• **ABOUT THIS EXERCISE**: Your reply should repeat all records verbatim and contain no images.

• **TASK DATA**:
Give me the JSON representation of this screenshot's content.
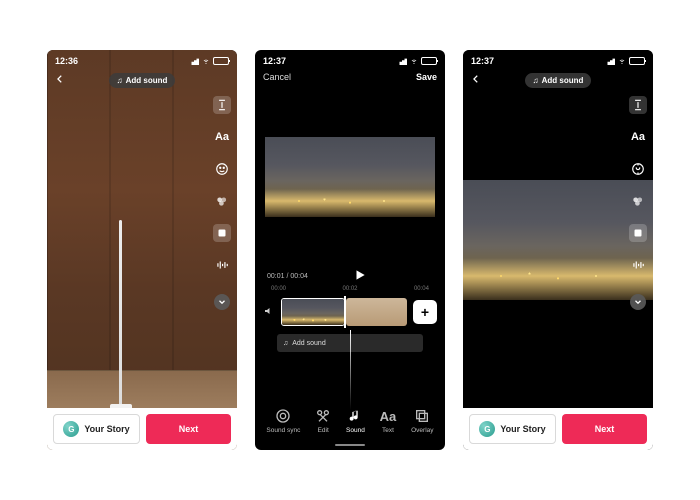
{
  "screen1": {
    "status": {
      "time": "12:36"
    },
    "add_sound": "Add sound",
    "side_tools": {
      "text": "Aa"
    },
    "bottom": {
      "story": "Your Story",
      "story_initial": "G",
      "next": "Next"
    }
  },
  "screen2": {
    "status": {
      "time": "12:37"
    },
    "top": {
      "cancel": "Cancel",
      "save": "Save"
    },
    "time": {
      "current": "00:01",
      "total": "00:04"
    },
    "ticks": {
      "t1": "00:00",
      "t2": "00:02",
      "t3": "00:04"
    },
    "add_sound_strip": "Add sound",
    "tools": {
      "sound_sync": "Sound sync",
      "edit": "Edit",
      "sound": "Sound",
      "text": "Text",
      "overlay": "Overlay",
      "text_glyph": "Aa"
    }
  },
  "screen3": {
    "status": {
      "time": "12:37"
    },
    "add_sound": "Add sound",
    "side_tools": {
      "text": "Aa"
    },
    "bottom": {
      "story": "Your Story",
      "story_initial": "G",
      "next": "Next"
    }
  }
}
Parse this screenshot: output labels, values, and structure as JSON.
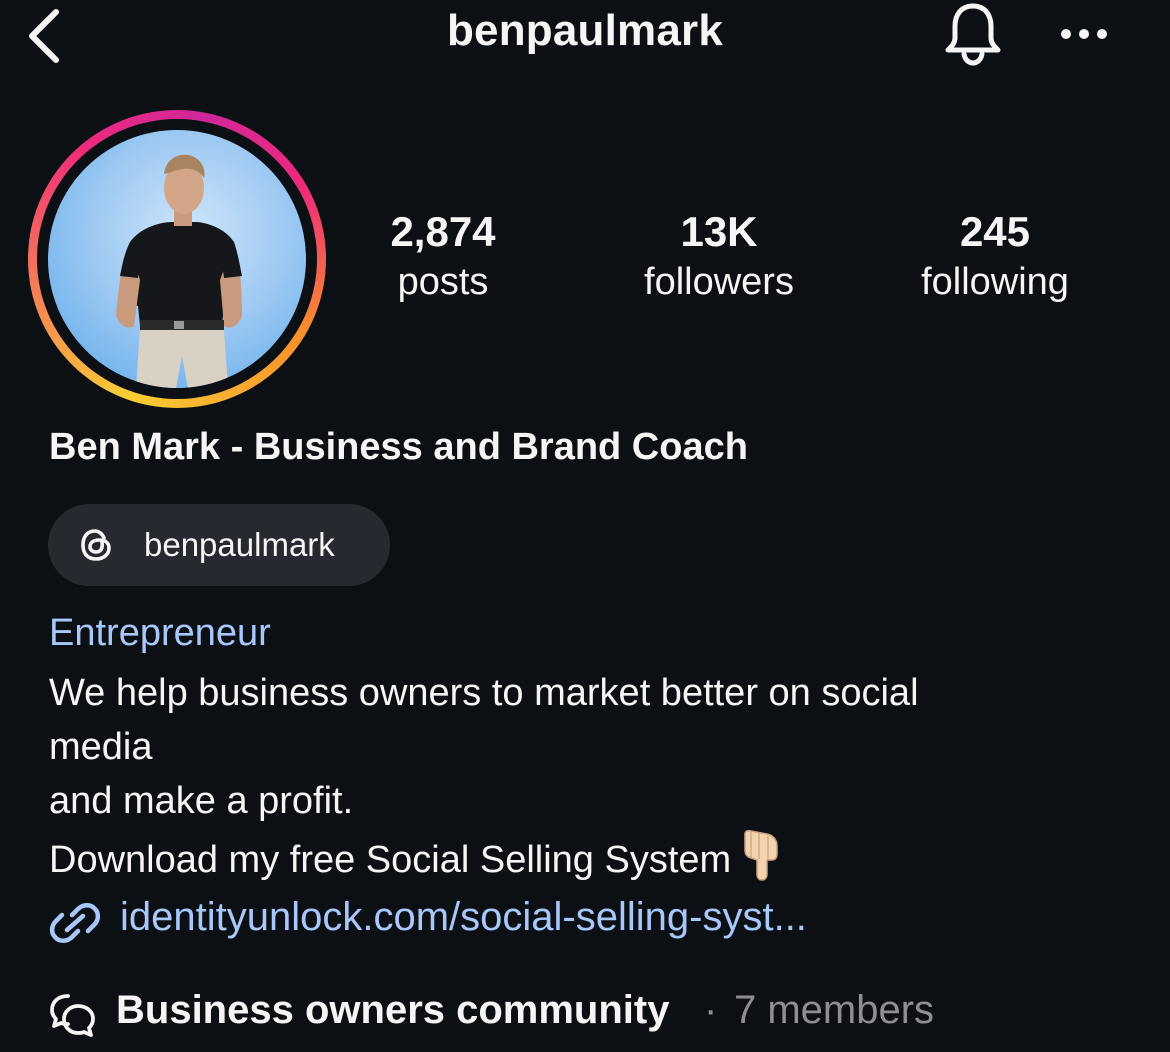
{
  "header": {
    "username": "benpaulmark",
    "icons": {
      "back": "chevron-left-icon",
      "notifications": "bell-icon",
      "more": "more-horizontal-icon"
    }
  },
  "profile": {
    "avatar_icon": "profile-picture",
    "story_ring_colors": [
      "#f9ce34",
      "#ee2a7b",
      "#d0279b",
      "#f98f2c"
    ],
    "stats": {
      "posts": {
        "count": "2,874",
        "label": "posts"
      },
      "followers": {
        "count": "13K",
        "label": "followers"
      },
      "following": {
        "count": "245",
        "label": "following"
      }
    },
    "display_name": "Ben Mark - Business and Brand Coach",
    "threads": {
      "icon": "threads-icon",
      "handle": "benpaulmark"
    },
    "category": "Entrepreneur",
    "bio_lines": [
      "We help business owners to market better on social",
      "media",
      "and make a profit.",
      "Download my free Social Selling System"
    ],
    "bio_emoji": "backhand-index-pointing-down-icon",
    "link": {
      "icon": "link-icon",
      "text": "identityunlock.com/social-selling-syst..."
    },
    "community": {
      "icon": "chat-bubbles-icon",
      "name": "Business owners community",
      "separator": "·",
      "members": "7 members"
    }
  },
  "colors": {
    "background": "#0c1014",
    "text": "#f5f5f5",
    "link": "#a8c7fa",
    "muted": "#8e8e93",
    "pill": "#262a30"
  }
}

• **ANSWER**:
Give me the JSON representation of this screenshot's content.
{
  "screen1": {
    "status": {
      "time": "12:36"
    },
    "add_sound": "Add sound",
    "side_tools": {
      "text": "Aa"
    },
    "bottom": {
      "story": "Your Story",
      "story_initial": "G",
      "next": "Next"
    }
  },
  "screen2": {
    "status": {
      "time": "12:37"
    },
    "top": {
      "cancel": "Cancel",
      "save": "Save"
    },
    "time": {
      "current": "00:01",
      "total": "00:04"
    },
    "ticks": {
      "t1": "00:00",
      "t2": "00:02",
      "t3": "00:04"
    },
    "add_sound_strip": "Add sound",
    "tools": {
      "sound_sync": "Sound sync",
      "edit": "Edit",
      "sound": "Sound",
      "text": "Text",
      "overlay": "Overlay",
      "text_glyph": "Aa"
    }
  },
  "screen3": {
    "status": {
      "time": "12:37"
    },
    "add_sound": "Add sound",
    "side_tools": {
      "text": "Aa"
    },
    "bottom": {
      "story": "Your Story",
      "story_initial": "G",
      "next": "Next"
    }
  }
}
Parse this screenshot: output labels, values, and structure as JSON.
{
  "header": {
    "username": "benpaulmark",
    "icons": {
      "back": "chevron-left-icon",
      "notifications": "bell-icon",
      "more": "more-horizontal-icon"
    }
  },
  "profile": {
    "avatar_icon": "profile-picture",
    "story_ring_colors": [
      "#f9ce34",
      "#ee2a7b",
      "#d0279b",
      "#f98f2c"
    ],
    "stats": {
      "posts": {
        "count": "2,874",
        "label": "posts"
      },
      "followers": {
        "count": "13K",
        "label": "followers"
      },
      "following": {
        "count": "245",
        "label": "following"
      }
    },
    "display_name": "Ben Mark - Business and Brand Coach",
    "threads": {
      "icon": "threads-icon",
      "handle": "benpaulmark"
    },
    "category": "Entrepreneur",
    "bio_lines": [
      "We help business owners to market better on social",
      "media",
      "and make a profit.",
      "Download my free Social Selling System"
    ],
    "bio_emoji": "backhand-index-pointing-down-icon",
    "link": {
      "icon": "link-icon",
      "text": "identityunlock.com/social-selling-syst..."
    },
    "community": {
      "icon": "chat-bubbles-icon",
      "name": "Business owners community",
      "separator": "·",
      "members": "7 members"
    }
  },
  "colors": {
    "background": "#0c1014",
    "text": "#f5f5f5",
    "link": "#a8c7fa",
    "muted": "#8e8e93",
    "pill": "#262a30"
  }
}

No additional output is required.